• _WORK REQUIRED_: Give the count of lines in the data that include "para", with no other words.

• _SUPPLIED DATA_:
══════
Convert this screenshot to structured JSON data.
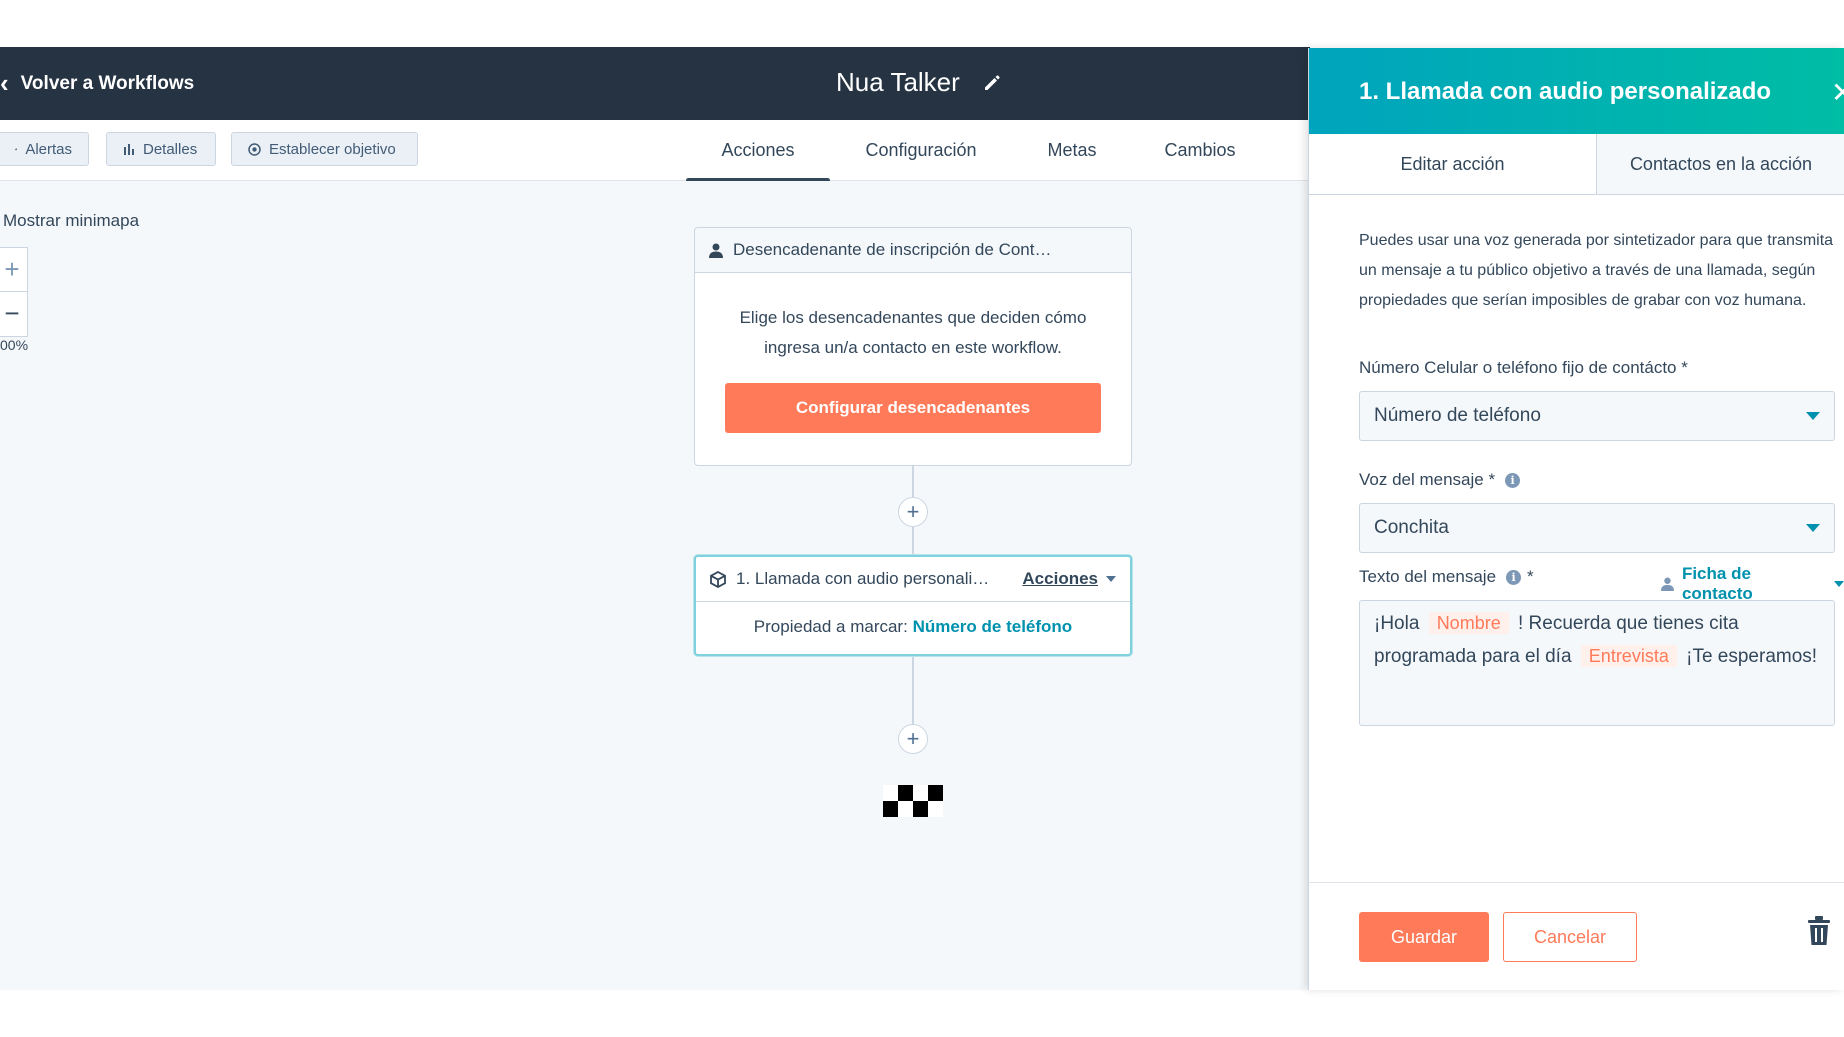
{
  "header": {
    "back_label": "Volver a Workflows",
    "workflow_name": "Nua Talker"
  },
  "toolbar": {
    "alerts_label": "Alertas",
    "details_label": "Detalles",
    "goal_label": "Establecer objetivo",
    "tabs": [
      {
        "label": "Acciones",
        "active": true
      },
      {
        "label": "Configuración",
        "active": false
      },
      {
        "label": "Metas",
        "active": false
      },
      {
        "label": "Cambios",
        "active": false
      }
    ]
  },
  "canvas": {
    "minimap_label": "Mostrar minimapa",
    "zoom_percent": "00%",
    "trigger_card": {
      "title": "Desencadenante de inscripción de Cont…",
      "body": "Elige los desencadenantes que deciden cómo ingresa un/a contacto en este workflow.",
      "button_label": "Configurar desencadenantes"
    },
    "action_card": {
      "title": "1. Llamada con audio personali…",
      "actions_label": "Acciones",
      "property_label": "Propiedad a marcar:",
      "property_value": "Número de teléfono"
    }
  },
  "panel": {
    "title": "1. Llamada con audio personalizado",
    "tabs": [
      {
        "label": "Editar acción",
        "active": true
      },
      {
        "label": "Contactos en la acción",
        "active": false
      }
    ],
    "description": "Puedes usar una voz generada por sintetizador para que transmita un mensaje a tu público objetivo a través de una llamada, según propiedades que serían imposibles de grabar con voz humana.",
    "phone_field": {
      "label": "Número Celular o teléfono fijo de contácto *",
      "value": "Número de teléfono"
    },
    "voice_field": {
      "label": "Voz del mensaje *",
      "value": "Conchita"
    },
    "message_field": {
      "label": "Texto del mensaje",
      "required_mark": "*",
      "contact_token_label": "Ficha de contacto",
      "text_part1": "¡Hola",
      "token1": "Nombre",
      "text_part2": "! Recuerda que tienes cita programada para el día",
      "token2": "Entrevista",
      "text_part3": "¡Te esperamos!"
    },
    "save_label": "Guardar",
    "cancel_label": "Cancelar"
  },
  "colors": {
    "header_bg": "#253342",
    "accent_orange": "#ff7a59",
    "panel_gradient_start": "#00a4bd",
    "panel_gradient_end": "#00bda5",
    "link_teal": "#0091ae",
    "canvas_bg": "#f5f8fa"
  },
  "icons": [
    "chevron-left-icon",
    "pencil-icon",
    "warning-icon",
    "bar-chart-icon",
    "target-icon",
    "person-icon",
    "cube-icon",
    "plus-icon",
    "checkered-flag-icon",
    "close-icon",
    "info-icon",
    "trash-icon"
  ]
}
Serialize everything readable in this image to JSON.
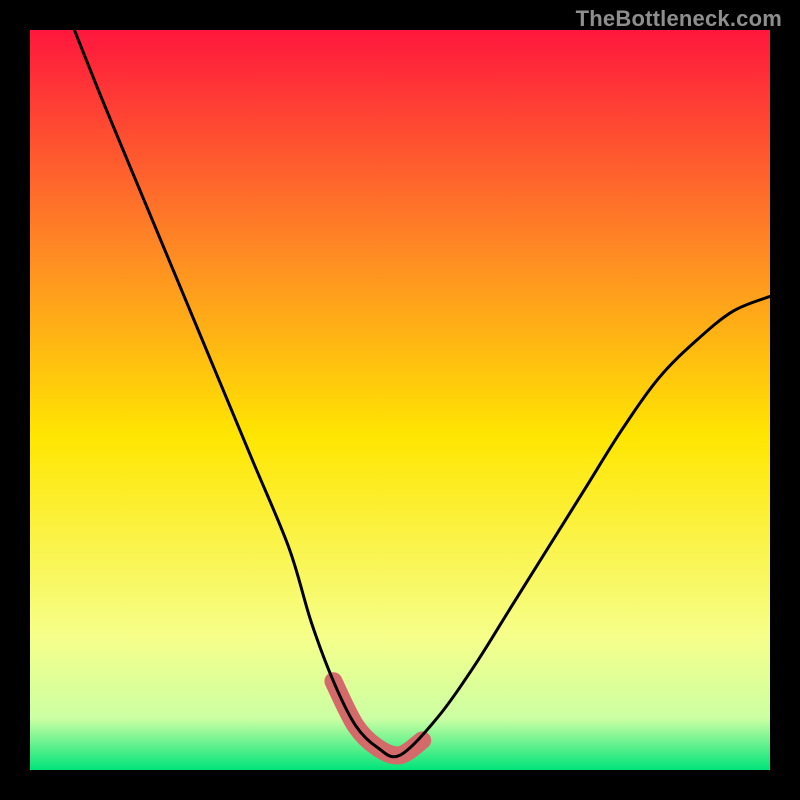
{
  "watermark": "TheBottleneck.com",
  "colors": {
    "frame": "#000000",
    "grad_top": "#ff173d",
    "grad_q1": "#ff8a24",
    "grad_mid": "#ffe601",
    "grad_q3": "#f6ff8a",
    "grad_low": "#ccffa3",
    "grad_bottom": "#00e47a",
    "curve": "#000000",
    "highlight": "#d46a6a"
  },
  "chart_data": {
    "type": "line",
    "title": "",
    "xlabel": "",
    "ylabel": "",
    "xlim": [
      0,
      100
    ],
    "ylim": [
      0,
      100
    ],
    "series": [
      {
        "name": "bottleneck-curve",
        "x": [
          6,
          10,
          15,
          20,
          25,
          30,
          35,
          38,
          41,
          44,
          47,
          50,
          55,
          60,
          65,
          70,
          75,
          80,
          85,
          90,
          95,
          100
        ],
        "values": [
          100,
          90,
          78,
          66,
          54,
          42,
          30,
          20,
          12,
          6,
          3,
          2,
          7,
          14,
          22,
          30,
          38,
          46,
          53,
          58,
          62,
          64
        ]
      }
    ],
    "highlight_region": {
      "name": "minimum-band",
      "x": [
        41,
        44,
        47,
        50,
        53
      ],
      "values": [
        12,
        6,
        3,
        2,
        4
      ]
    }
  }
}
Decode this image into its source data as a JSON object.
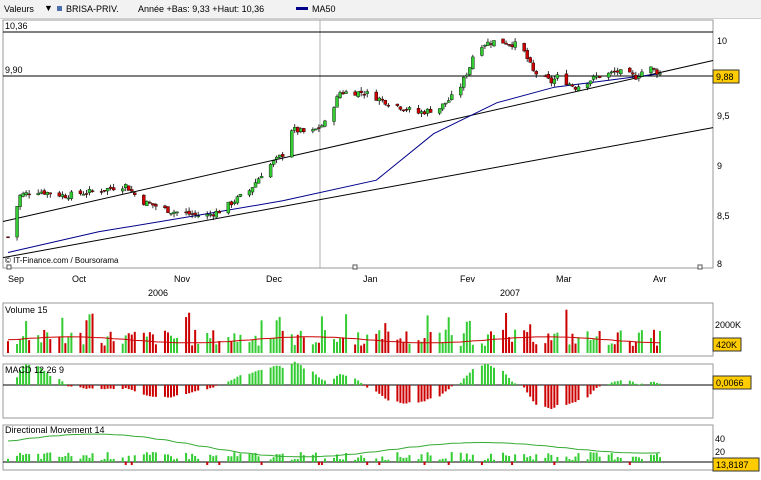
{
  "header": {
    "menu_label": "Valeurs",
    "ticker": "BRISA-PRIV.",
    "range_text": "Année +Bas: 9,33 +Haut: 10,36",
    "ma_label": "MA50",
    "ma_color": "#00008b"
  },
  "colors": {
    "up": "#33cc33",
    "down": "#cc0000",
    "ma": "#00008b",
    "highlight": "#ffcc00"
  },
  "price_panel": {
    "label_high": "10,36",
    "label_ref": "9,90",
    "current_value": "9,88",
    "ticks": [
      "10",
      "9,5",
      "9",
      "8,5",
      "8"
    ],
    "credit": "© IT-Finance.com / Boursorama",
    "months": [
      "Sep",
      "Oct",
      "Nov",
      "Dec",
      "Jan",
      "Fev",
      "Mar",
      "Avr"
    ],
    "years": [
      "2006",
      "2007"
    ]
  },
  "volume_panel": {
    "label": "Volume 15",
    "tick": "2000K",
    "current_value": "420K"
  },
  "macd_panel": {
    "label": "MACD 12 26 9",
    "current_value": "0,0066"
  },
  "dm_panel": {
    "label": "Directional Movement 14",
    "ticks": [
      "40",
      "20"
    ],
    "current_value": "13,8187"
  },
  "chart_data": [
    {
      "type": "candlestick",
      "title": "BRISA-PRIV.",
      "x_range": [
        "2006-09",
        "2007-04"
      ],
      "ylim": [
        8,
        10.4
      ],
      "checkpoints": [
        {
          "x": "2006-09-01",
          "y": 8.3
        },
        {
          "x": "2006-09-05",
          "y": 8.7
        },
        {
          "x": "2006-09-10",
          "y": 8.75
        },
        {
          "x": "2006-09-20",
          "y": 8.7
        },
        {
          "x": "2006-10-01",
          "y": 8.75
        },
        {
          "x": "2006-10-10",
          "y": 8.8
        },
        {
          "x": "2006-10-15",
          "y": 8.65
        },
        {
          "x": "2006-10-25",
          "y": 8.55
        },
        {
          "x": "2006-11-05",
          "y": 8.5
        },
        {
          "x": "2006-11-10",
          "y": 8.55
        },
        {
          "x": "2006-11-20",
          "y": 8.75
        },
        {
          "x": "2006-11-25",
          "y": 8.95
        },
        {
          "x": "2006-12-01",
          "y": 9.1
        },
        {
          "x": "2006-12-03",
          "y": 9.35
        },
        {
          "x": "2006-12-10",
          "y": 9.3
        },
        {
          "x": "2006-12-15",
          "y": 9.4
        },
        {
          "x": "2006-12-20",
          "y": 9.7
        },
        {
          "x": "2006-12-28",
          "y": 9.7
        },
        {
          "x": "2007-01-05",
          "y": 9.6
        },
        {
          "x": "2007-01-15",
          "y": 9.5
        },
        {
          "x": "2007-01-22",
          "y": 9.55
        },
        {
          "x": "2007-01-28",
          "y": 9.7
        },
        {
          "x": "2007-02-01",
          "y": 9.95
        },
        {
          "x": "2007-02-03",
          "y": 10.15
        },
        {
          "x": "2007-02-10",
          "y": 10.2
        },
        {
          "x": "2007-02-18",
          "y": 10.15
        },
        {
          "x": "2007-02-22",
          "y": 9.9
        },
        {
          "x": "2007-02-28",
          "y": 9.8
        },
        {
          "x": "2007-03-02",
          "y": 9.85
        },
        {
          "x": "2007-03-08",
          "y": 9.75
        },
        {
          "x": "2007-03-15",
          "y": 9.85
        },
        {
          "x": "2007-03-22",
          "y": 9.9
        },
        {
          "x": "2007-03-28",
          "y": 9.85
        },
        {
          "x": "2007-04-01",
          "y": 9.95
        },
        {
          "x": "2007-04-05",
          "y": 9.88
        }
      ],
      "ma50": [
        {
          "x": "2006-09-01",
          "y": 8.15
        },
        {
          "x": "2006-10-01",
          "y": 8.35
        },
        {
          "x": "2006-11-01",
          "y": 8.5
        },
        {
          "x": "2006-12-01",
          "y": 8.65
        },
        {
          "x": "2007-01-01",
          "y": 8.85
        },
        {
          "x": "2007-01-20",
          "y": 9.3
        },
        {
          "x": "2007-02-10",
          "y": 9.6
        },
        {
          "x": "2007-03-01",
          "y": 9.75
        },
        {
          "x": "2007-03-20",
          "y": 9.82
        },
        {
          "x": "2007-04-05",
          "y": 9.88
        }
      ],
      "trend_lines": [
        {
          "from": {
            "x": "2006-09-01",
            "y": 8.45
          },
          "to": {
            "x": "2007-04-05",
            "y": 9.95
          }
        },
        {
          "from": {
            "x": "2006-09-01",
            "y": 8.1
          },
          "to": {
            "x": "2007-04-05",
            "y": 9.3
          }
        },
        {
          "from": {
            "x": "2006-09-01",
            "y": 10.36
          },
          "to": {
            "x": "2007-04-05",
            "y": 10.36
          }
        },
        {
          "from": {
            "x": "2006-09-01",
            "y": 9.9
          },
          "to": {
            "x": "2007-04-05",
            "y": 9.9
          }
        }
      ]
    },
    {
      "type": "bar",
      "title": "Volume 15",
      "ylim": [
        0,
        3000000
      ]
    },
    {
      "type": "bar",
      "title": "MACD 12 26 9"
    },
    {
      "type": "line",
      "title": "Directional Movement 14",
      "ylim": [
        0,
        40
      ]
    }
  ]
}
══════
• _REPLY TO THE TASK_: 2